Family & Education

Homeschool Planning: Ask the Kids

BY Barbara Danza TIMEApril 3, 2022 PRINT

’Tis the season for homeschool planning. Many homeschooling parents, as they work their way toward the finish line of this school year, are also making their plans for next year. It’s a time to review the year that’s wrapping up and anticipate the needs of each child for the coming year.

One invaluable resource that parents may be overlooking is the perspective of their children. If you’re in the thick of your homeschool planning for next year, don’t forget to tap into the experiences, hopes, and wisdom of your children.

Some of the greatest advantages of homeschooling include the ability to cater an individualized education to the needs of each child and creatively dive deep into his or her interests.

Here are some questions to ask each child as you plan your homeschool. A student entering middle school or high school may be very willing to answer all of these questions thoroughly. A younger child may prefer just a few simple questions, and the very young can answer perhaps just one or two. Don’t make this a dreaded chore. It should be a lighthearted and simple exercise. Some children will really appreciate being asked and having their input respected. Some children may love to answer in colorful doodles rather than words. Others would prefer this be a loose conversation over a tray of brownies. The key is for you to create a space for your children to share their thoughts and for you to be able to carefully consider them.

What were your favorite parts of this school year? Start out on a positive note. Encourage your child to pause and think about specific memories from the past year that brought joy or excitement or that were funny or interesting.

What were your least favorite parts of this school year? Here they’ll likely start with a subject they may not be too fond of (“The math problems!”) Dig deeper to discover if any habits or routines stand out as less than supportive to their well-being or if they’re losing interest in something they once loved due to a new approach or circumstance. Listen to what your child shares here and ask follow-up nonjudgmental questions.

What do you hope ‘X’ grade will be like? Younger children may need some help with this question. Add specifics such as, what field trip would you like to go on next year, or what kind of stories would you like to read?

If you were in charge of our homeschool, what would you do? Encourage creativity here and leave no ideas off-limits.

What do you wish you had more time to do? This question may offer some real insights into ideas to bring more joy into your child’s homeschool experience, as well as develop their strengths. Listen carefully.

What do you want to learn more about or get better at doing? This question can give you ideas but also allow your child to think a little bit about the outcome of their own education.
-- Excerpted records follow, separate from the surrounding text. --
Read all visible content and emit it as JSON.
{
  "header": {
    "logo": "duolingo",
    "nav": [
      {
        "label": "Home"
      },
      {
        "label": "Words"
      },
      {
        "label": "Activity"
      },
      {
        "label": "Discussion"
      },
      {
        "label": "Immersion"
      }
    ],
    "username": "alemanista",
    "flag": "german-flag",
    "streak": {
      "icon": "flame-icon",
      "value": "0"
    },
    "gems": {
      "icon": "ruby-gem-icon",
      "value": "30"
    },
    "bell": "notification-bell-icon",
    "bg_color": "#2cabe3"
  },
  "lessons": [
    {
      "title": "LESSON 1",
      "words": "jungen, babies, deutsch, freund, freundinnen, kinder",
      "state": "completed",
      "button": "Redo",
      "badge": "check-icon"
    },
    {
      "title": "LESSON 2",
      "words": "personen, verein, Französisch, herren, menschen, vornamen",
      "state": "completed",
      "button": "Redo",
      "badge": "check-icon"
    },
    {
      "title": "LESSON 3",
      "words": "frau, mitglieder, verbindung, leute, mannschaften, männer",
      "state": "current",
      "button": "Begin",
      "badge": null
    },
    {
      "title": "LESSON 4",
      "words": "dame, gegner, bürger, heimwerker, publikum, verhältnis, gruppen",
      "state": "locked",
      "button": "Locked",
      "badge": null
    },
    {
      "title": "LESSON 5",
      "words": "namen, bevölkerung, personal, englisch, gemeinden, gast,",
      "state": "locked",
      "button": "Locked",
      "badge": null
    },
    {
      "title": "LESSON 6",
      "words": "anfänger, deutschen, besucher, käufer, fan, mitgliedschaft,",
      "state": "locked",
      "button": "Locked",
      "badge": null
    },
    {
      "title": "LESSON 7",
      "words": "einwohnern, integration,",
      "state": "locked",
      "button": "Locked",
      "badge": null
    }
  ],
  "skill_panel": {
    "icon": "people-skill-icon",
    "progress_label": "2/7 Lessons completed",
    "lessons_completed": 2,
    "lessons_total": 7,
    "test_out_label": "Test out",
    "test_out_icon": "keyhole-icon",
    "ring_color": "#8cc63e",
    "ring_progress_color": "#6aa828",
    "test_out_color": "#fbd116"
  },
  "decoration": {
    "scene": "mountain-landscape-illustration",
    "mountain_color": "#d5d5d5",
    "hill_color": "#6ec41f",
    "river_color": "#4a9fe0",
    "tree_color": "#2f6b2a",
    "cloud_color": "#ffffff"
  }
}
You may be surprised at some of the things your child suggests.

What’s your favorite part of each homeschool day? Another important aspect of your homeschool life to review are habits and rhythms—those things you do each day. It can be enlightening to know what your child most looks forward to every day.

What would you eliminate from homeschool if you could? Ask yourself when you get this answer if you could really comply with this request. If it’s a key component of their education (reading or math, for example), how can you change it up or make it much easier or simpler?
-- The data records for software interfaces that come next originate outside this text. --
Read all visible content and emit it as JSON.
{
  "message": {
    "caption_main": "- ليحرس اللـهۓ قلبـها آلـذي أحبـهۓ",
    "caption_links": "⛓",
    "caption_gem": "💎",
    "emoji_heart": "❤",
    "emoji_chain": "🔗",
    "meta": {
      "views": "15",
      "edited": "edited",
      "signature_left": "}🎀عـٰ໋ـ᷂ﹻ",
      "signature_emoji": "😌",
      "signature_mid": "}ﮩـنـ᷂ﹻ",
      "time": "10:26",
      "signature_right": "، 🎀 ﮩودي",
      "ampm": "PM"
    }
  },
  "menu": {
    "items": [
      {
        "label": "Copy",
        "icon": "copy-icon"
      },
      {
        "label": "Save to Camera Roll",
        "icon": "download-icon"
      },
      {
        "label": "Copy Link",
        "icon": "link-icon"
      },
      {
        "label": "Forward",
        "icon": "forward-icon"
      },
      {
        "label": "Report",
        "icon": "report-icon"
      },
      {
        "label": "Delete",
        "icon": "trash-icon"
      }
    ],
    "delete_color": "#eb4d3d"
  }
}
What do you hope we continue doing in homeschool? When making new plans, it can be tempting to reinvent the wheel and change everything. This can be a good reminder that if it ain’t broke, don’t fix it.

What was the best thing you read this year? Looking back at the books your children read can be enjoyable and point to genres or authors that deserve further exploration. Look into this before you purchase new books for your library.

What was the best thing you created this year? The projects that your child poured time and effort into can point to some skills that need further development or interests that deserve further encouragement.

What are you most proud of? When your children find great meaning in their work, they may be proud of the effort they put in or the obstacles they overcame. Ensure you’re up to speed on their development and what they deem most important.

What’s the best thing about homeschooling? End your questions on a positive note that lends to a sense of gratitude. How fortunate to be able to homeschool. It’s good for everyone to devote some time to this question.

Barbara Danza
Barbara Danza is a mom of two, an MBA, a beach lover, and a kid at heart. Here, diving into the challenges and opportunities of parenting in the modern age. Particularly interested in the many educational options available to families today, the renewed appreciation of simplicity in kids’ lives, the benefits of family travel, and the importance of family life in today’s society.
You May Also Like